TASK DETAILS »
Your task is to reproduce, exactly and only, the lines running from the line containing "Parse this screenshot: output" to the end of the data below, both included.

Dataset items:
►
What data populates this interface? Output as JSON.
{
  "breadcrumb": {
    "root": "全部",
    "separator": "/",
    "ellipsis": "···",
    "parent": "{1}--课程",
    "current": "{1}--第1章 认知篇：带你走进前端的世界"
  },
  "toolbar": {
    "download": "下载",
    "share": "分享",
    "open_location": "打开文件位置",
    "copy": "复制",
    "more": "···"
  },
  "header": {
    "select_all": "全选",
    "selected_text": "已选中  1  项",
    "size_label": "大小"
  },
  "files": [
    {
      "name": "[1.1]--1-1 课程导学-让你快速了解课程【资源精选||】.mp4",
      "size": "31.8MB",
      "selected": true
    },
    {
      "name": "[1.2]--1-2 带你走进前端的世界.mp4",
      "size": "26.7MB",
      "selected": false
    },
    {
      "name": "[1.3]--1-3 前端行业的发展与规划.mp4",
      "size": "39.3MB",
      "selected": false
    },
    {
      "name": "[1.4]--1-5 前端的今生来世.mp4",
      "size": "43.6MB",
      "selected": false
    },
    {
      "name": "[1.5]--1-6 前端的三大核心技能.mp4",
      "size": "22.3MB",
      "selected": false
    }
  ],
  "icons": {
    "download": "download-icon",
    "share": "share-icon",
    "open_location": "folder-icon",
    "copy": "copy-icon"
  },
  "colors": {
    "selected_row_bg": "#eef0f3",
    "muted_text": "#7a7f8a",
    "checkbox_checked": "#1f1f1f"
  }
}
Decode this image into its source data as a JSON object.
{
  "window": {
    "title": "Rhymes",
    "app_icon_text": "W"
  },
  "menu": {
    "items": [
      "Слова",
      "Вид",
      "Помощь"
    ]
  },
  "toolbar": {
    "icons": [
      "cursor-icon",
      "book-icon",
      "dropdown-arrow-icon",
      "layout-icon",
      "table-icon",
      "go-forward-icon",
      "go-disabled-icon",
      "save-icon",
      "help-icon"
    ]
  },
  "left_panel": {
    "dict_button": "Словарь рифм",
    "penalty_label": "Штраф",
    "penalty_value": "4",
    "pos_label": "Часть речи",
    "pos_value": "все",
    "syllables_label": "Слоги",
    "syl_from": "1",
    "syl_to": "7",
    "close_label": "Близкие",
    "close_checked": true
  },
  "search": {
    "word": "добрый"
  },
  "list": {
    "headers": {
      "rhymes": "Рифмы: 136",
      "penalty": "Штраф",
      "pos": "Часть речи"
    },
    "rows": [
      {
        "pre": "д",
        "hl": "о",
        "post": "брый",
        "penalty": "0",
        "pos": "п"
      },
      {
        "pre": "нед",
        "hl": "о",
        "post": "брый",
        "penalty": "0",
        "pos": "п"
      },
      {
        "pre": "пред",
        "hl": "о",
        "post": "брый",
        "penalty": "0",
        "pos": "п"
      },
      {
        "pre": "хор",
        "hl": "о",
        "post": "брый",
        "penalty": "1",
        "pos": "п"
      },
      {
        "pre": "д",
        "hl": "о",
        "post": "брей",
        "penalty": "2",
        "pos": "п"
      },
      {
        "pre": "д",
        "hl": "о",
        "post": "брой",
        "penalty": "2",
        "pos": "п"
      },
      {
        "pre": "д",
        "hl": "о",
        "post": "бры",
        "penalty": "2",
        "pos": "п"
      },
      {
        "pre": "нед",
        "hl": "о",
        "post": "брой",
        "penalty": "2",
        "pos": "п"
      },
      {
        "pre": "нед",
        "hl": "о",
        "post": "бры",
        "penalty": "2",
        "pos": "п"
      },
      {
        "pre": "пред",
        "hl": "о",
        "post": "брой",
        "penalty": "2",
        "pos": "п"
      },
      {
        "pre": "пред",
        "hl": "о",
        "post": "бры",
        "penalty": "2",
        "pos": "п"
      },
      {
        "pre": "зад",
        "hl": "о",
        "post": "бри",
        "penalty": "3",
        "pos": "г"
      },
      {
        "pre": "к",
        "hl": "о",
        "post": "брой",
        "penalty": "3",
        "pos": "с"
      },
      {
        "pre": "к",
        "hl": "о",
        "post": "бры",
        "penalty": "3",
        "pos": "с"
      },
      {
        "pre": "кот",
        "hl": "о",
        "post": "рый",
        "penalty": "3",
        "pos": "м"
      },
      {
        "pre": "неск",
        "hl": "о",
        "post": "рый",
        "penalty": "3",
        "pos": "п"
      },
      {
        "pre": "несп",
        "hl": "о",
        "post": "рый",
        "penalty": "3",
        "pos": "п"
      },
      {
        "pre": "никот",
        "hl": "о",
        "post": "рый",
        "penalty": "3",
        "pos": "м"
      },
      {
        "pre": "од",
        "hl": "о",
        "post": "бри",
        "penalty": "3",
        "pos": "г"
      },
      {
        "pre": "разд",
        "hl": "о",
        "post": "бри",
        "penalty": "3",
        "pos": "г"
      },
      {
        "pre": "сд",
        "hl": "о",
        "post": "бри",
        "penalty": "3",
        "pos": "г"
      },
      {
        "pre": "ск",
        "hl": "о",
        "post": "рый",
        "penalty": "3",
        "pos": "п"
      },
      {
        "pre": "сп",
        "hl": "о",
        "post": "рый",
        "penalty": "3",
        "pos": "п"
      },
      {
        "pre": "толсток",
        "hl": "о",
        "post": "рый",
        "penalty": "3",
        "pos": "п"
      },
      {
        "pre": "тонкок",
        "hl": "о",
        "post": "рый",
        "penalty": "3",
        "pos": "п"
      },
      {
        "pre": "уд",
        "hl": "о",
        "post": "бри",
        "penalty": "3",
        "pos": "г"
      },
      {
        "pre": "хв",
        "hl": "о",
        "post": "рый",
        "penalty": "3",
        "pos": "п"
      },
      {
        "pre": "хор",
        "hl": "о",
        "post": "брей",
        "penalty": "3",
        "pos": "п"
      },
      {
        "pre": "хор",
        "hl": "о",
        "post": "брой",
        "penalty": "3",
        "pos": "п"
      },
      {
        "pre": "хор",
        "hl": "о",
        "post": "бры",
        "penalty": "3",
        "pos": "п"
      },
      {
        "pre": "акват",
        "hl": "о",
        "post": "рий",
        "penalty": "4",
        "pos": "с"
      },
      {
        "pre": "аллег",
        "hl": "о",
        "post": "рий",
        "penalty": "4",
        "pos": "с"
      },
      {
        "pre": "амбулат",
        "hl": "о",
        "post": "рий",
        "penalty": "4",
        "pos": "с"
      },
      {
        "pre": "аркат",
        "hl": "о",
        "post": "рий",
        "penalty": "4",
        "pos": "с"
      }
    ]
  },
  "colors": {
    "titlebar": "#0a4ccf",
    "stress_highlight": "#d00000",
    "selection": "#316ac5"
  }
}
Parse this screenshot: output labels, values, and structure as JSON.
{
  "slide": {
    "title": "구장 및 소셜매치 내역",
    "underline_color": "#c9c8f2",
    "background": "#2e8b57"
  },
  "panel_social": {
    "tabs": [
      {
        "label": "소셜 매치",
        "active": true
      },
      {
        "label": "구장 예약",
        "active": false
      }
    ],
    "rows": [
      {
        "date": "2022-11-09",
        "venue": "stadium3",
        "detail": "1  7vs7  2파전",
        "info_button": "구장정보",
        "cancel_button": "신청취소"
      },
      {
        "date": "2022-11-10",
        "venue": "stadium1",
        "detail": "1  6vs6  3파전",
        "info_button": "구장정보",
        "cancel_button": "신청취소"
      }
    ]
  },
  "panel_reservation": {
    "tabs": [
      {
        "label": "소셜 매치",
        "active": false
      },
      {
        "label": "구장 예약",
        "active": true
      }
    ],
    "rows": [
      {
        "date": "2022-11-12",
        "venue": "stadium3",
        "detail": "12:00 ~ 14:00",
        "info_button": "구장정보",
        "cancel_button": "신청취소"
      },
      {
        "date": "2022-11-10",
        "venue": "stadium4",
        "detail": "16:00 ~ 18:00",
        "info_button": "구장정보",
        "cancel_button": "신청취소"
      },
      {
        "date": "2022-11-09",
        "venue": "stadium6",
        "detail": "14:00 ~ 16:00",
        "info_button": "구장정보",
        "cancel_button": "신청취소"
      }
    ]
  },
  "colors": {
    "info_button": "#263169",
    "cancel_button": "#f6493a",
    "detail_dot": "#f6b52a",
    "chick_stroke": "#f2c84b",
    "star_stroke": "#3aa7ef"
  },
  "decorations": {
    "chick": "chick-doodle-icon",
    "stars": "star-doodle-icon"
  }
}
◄
EXERCISE ANSWER »
Parse this screenshot: output labels, values, and structure as JSON.
{
  "slide": {
    "title": "구장 및 소셜매치 내역",
    "underline_color": "#c9c8f2",
    "background": "#2e8b57"
  },
  "panel_social": {
    "tabs": [
      {
        "label": "소셜 매치",
        "active": true
      },
      {
        "label": "구장 예약",
        "active": false
      }
    ],
    "rows": [
      {
        "date": "2022-11-09",
        "venue": "stadium3",
        "detail": "1  7vs7  2파전",
        "info_button": "구장정보",
        "cancel_button": "신청취소"
      },
      {
        "date": "2022-11-10",
        "venue": "stadium1",
        "detail": "1  6vs6  3파전",
        "info_button": "구장정보",
        "cancel_button": "신청취소"
      }
    ]
  },
  "panel_reservation": {
    "tabs": [
      {
        "label": "소셜 매치",
        "active": false
      },
      {
        "label": "구장 예약",
        "active": true
      }
    ],
    "rows": [
      {
        "date": "2022-11-12",
        "venue": "stadium3",
        "detail": "12:00 ~ 14:00",
        "info_button": "구장정보",
        "cancel_button": "신청취소"
      },
      {
        "date": "2022-11-10",
        "venue": "stadium4",
        "detail": "16:00 ~ 18:00",
        "info_button": "구장정보",
        "cancel_button": "신청취소"
      },
      {
        "date": "2022-11-09",
        "venue": "stadium6",
        "detail": "14:00 ~ 16:00",
        "info_button": "구장정보",
        "cancel_button": "신청취소"
      }
    ]
  },
  "colors": {
    "info_button": "#263169",
    "cancel_button": "#f6493a",
    "detail_dot": "#f6b52a",
    "chick_stroke": "#f2c84b",
    "star_stroke": "#3aa7ef"
  },
  "decorations": {
    "chick": "chick-doodle-icon",
    "stars": "star-doodle-icon"
  }
}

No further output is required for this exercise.